_Task to carry out_
Show every line from the entries that follow which holds the word "application".
□ □ □ □ □
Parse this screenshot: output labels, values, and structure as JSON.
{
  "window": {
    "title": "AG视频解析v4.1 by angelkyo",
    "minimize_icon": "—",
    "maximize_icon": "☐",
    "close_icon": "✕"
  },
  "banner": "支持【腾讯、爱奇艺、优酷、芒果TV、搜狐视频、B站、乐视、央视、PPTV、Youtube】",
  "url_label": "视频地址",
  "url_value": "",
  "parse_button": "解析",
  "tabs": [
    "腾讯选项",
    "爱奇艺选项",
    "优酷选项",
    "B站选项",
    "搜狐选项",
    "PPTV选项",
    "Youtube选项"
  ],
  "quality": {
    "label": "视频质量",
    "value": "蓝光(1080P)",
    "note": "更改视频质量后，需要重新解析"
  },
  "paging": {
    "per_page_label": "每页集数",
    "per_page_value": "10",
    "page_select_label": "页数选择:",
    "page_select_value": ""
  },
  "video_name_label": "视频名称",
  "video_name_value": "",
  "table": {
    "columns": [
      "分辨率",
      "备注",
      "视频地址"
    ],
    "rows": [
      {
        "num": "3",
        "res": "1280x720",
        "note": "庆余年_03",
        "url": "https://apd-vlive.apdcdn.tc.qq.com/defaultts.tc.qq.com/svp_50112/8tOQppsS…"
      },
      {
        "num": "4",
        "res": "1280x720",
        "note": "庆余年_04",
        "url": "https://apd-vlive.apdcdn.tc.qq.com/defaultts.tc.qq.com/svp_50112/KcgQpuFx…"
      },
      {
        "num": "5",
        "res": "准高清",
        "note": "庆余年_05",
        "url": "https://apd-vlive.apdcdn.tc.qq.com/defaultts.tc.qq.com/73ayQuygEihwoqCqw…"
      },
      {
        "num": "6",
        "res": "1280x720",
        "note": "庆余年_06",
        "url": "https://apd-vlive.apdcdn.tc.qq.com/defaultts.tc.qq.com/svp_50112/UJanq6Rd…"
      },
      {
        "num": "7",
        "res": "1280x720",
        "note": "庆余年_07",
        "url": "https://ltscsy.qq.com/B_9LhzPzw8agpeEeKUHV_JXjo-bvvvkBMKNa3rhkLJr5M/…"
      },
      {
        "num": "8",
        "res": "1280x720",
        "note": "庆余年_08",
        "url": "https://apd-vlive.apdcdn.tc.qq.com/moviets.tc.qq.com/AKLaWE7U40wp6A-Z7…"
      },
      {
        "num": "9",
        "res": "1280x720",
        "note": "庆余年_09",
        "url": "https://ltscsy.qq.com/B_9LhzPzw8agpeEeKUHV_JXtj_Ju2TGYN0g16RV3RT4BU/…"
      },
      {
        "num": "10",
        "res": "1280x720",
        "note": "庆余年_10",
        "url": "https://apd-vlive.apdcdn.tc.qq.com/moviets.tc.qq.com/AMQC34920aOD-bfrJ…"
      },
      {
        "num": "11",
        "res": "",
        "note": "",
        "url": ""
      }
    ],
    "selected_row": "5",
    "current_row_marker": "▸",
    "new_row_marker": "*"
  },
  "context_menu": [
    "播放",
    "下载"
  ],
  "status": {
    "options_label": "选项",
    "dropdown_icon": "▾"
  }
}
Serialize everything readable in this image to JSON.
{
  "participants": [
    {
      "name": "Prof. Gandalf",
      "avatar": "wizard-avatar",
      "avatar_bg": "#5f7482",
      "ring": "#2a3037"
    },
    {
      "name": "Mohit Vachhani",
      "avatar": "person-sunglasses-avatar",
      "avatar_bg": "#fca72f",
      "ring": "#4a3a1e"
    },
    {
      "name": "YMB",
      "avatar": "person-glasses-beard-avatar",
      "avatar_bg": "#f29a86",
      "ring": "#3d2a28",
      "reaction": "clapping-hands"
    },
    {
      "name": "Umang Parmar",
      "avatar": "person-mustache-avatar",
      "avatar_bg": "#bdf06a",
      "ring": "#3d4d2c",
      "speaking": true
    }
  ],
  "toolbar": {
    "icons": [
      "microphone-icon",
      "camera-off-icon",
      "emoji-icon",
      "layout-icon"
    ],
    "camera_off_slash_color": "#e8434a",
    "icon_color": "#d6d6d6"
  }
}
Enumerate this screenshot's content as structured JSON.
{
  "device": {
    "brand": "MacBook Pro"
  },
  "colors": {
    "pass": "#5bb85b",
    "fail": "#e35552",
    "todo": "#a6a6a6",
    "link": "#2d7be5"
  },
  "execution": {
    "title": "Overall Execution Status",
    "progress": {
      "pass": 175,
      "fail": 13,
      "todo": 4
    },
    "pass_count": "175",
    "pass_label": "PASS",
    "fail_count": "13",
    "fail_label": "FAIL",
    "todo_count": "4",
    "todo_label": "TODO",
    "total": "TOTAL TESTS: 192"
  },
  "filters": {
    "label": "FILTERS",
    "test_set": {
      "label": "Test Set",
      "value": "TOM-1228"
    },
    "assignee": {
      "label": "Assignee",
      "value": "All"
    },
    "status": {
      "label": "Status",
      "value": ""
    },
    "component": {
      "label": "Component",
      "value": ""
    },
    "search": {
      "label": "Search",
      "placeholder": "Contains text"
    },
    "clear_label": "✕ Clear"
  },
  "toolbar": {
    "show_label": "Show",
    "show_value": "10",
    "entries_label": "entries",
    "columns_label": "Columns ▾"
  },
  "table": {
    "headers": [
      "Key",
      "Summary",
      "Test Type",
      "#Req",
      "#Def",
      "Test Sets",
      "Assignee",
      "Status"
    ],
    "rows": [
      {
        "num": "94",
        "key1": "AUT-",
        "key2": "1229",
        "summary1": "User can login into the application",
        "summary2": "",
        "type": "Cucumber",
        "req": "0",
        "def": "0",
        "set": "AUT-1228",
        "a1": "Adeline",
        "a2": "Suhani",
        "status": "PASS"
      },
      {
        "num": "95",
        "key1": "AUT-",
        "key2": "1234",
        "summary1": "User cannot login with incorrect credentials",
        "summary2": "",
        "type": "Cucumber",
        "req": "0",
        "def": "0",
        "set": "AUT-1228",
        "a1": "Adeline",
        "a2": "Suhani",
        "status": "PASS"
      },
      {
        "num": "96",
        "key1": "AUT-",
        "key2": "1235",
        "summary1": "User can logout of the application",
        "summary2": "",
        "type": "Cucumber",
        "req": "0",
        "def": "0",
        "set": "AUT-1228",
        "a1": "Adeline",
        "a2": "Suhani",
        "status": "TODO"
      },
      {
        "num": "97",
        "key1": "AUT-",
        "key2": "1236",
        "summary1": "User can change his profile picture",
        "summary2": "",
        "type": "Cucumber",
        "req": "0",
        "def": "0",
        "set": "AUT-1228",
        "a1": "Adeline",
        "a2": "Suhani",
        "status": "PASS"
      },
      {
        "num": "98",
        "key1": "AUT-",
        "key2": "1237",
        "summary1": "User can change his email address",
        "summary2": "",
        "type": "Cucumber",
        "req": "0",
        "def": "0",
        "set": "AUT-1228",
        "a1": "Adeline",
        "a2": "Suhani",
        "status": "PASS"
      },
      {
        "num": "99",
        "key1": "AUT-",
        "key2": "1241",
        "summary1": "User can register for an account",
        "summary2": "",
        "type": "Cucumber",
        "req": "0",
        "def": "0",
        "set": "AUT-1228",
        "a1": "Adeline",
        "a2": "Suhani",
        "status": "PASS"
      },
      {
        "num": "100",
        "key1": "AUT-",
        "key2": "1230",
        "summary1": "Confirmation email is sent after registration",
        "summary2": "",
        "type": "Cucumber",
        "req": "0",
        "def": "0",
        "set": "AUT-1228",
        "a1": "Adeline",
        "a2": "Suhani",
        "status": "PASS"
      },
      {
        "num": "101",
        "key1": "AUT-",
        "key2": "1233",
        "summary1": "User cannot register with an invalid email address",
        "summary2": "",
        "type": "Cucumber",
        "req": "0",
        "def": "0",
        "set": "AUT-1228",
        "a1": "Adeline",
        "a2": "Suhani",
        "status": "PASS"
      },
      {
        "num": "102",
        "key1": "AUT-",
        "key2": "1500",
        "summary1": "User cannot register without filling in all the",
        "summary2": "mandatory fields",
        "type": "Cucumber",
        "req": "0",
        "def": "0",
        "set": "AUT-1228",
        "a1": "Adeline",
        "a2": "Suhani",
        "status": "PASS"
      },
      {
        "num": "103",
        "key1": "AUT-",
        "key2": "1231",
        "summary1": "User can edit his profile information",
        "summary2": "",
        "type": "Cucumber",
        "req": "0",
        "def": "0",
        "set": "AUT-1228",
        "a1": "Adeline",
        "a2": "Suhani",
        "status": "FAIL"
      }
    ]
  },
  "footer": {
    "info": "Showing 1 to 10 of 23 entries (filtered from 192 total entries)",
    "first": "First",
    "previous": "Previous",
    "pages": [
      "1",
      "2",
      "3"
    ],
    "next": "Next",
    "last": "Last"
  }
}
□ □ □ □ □
_Result of this task_
        "summary1": "User can login into the application",
        "summary1": "User can logout of the application",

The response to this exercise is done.